A Democratic Progressive Party (DPP) legislator yesterday called on the party's former chairman Shih Ming-teh (施明德) to disclose his financial details following the launch of his "one person, NT$100" donation campaign to oust President Chen Shui-bian (陳水扁).
"As a fundraising initiator, [Shih] has to make his financial affairs transparent, tell people how much he owes the banks," DPP Legislator Charles Chiang (江昭儀) said at a press conference yesterday.
Shih launched the campaign asking Chen to resign over a string of scandals including accusations that the president misused an expense account and alleged corruption by his wife and his in-laws. Shih said he would stage a sit-in after collecting the support of 1 million people.
Shih has appealed to the public to donate NT$100 each to the campaign, which he said would show their commitment to the campaign and was a way to examine people's feelings about Chen.
The Ministry of Interior has said that it is illegal for Shih to accept donations for such a campaign, citing a statute regulating the purposes of political donations.
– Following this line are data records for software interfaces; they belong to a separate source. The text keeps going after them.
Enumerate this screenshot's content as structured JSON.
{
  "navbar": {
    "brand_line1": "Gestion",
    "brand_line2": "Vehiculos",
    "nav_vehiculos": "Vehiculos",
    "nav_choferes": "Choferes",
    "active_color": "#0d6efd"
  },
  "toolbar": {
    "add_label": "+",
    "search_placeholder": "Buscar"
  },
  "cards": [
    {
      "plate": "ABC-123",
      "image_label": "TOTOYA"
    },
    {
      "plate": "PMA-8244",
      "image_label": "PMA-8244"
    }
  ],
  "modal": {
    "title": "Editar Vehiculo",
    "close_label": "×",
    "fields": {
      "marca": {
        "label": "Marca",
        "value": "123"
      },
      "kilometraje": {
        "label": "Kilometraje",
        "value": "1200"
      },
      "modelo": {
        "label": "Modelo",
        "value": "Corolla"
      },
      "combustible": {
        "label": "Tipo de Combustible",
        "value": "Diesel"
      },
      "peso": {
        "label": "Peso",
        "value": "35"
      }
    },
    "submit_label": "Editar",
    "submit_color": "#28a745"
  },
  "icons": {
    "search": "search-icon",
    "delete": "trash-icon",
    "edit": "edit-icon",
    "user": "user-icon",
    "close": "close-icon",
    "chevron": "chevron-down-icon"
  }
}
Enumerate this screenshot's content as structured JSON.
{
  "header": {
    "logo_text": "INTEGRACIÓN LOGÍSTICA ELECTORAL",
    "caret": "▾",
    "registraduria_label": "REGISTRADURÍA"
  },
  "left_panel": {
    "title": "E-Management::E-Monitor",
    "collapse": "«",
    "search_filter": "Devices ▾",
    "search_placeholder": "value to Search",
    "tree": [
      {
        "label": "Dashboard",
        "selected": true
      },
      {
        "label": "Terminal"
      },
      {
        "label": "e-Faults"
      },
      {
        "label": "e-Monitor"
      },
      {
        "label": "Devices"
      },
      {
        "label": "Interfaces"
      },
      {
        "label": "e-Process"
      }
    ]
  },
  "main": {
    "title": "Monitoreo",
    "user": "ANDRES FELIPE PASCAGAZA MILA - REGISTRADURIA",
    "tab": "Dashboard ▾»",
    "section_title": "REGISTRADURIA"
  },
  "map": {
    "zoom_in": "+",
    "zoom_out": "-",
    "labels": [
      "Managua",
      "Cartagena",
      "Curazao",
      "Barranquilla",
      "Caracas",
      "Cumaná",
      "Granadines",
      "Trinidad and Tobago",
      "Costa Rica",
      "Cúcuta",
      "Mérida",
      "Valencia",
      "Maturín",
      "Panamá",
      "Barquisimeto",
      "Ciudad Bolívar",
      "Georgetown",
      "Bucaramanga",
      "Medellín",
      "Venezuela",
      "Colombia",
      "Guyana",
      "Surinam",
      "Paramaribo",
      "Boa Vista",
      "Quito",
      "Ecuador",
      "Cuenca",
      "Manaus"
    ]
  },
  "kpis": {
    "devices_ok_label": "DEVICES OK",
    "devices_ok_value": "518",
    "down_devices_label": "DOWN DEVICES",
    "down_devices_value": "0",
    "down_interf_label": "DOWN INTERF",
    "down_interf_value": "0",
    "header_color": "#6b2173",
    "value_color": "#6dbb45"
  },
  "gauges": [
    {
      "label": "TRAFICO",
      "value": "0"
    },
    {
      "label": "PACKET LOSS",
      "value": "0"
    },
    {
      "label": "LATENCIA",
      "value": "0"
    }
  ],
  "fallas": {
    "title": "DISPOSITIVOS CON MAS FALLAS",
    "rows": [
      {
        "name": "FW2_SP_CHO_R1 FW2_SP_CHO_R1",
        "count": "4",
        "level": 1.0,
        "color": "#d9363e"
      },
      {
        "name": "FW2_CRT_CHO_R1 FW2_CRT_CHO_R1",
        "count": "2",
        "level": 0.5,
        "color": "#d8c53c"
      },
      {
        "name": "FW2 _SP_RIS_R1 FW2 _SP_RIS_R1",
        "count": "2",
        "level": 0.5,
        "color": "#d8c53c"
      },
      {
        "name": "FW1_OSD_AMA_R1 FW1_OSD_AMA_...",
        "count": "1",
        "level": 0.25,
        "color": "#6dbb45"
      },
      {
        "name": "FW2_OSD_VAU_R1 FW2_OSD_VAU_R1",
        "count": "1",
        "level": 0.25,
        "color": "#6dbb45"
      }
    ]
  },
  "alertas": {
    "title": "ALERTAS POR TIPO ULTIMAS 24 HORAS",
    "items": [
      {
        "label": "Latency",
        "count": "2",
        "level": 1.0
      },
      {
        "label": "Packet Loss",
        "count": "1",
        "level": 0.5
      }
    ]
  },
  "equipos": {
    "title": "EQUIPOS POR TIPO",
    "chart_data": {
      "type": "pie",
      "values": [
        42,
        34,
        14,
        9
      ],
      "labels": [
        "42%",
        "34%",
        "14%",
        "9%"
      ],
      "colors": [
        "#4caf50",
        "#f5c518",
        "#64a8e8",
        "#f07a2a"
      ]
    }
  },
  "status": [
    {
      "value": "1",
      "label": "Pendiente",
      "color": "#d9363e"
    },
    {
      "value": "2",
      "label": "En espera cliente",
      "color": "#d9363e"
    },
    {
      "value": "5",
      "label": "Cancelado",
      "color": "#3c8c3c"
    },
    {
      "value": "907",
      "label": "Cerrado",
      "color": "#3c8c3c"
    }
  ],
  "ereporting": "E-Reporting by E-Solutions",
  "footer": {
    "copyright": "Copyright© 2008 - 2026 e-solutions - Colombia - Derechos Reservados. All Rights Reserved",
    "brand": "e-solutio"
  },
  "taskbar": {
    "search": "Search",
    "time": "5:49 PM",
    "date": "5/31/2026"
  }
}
Chiang yesterday urged Shih to abide by the statute.
"[Shih] is a fighter for democracy, and he shouldn't violate the statute which was passed by the legislature," Chiang said.
In response, Ho De-fen (
"We will never accept cash because it is difficult to record the inflow and outflow. We will only accept donations through remittance transfers," Ho said.
Ho said they would announce online how many people had added their names to the signature list, how many people had made donations and how much had been raised at 5pm every day.
"Every time the money is used, the user needs three lawyers to sign their names to an account book," she added.
In related news, the Taiwan Solidarity Union (TSU) yesterday said Shih was showing "excessive individual heroism" by launching the campaign to depose Chen.
Ho Min-hao (
The president should do some soul-searching regarding why his six years in office have produced such poor results, but Shih was not acting in a rational way, Ho said, describing Shih's campaign as "insignificant."
Additional reporting by CNA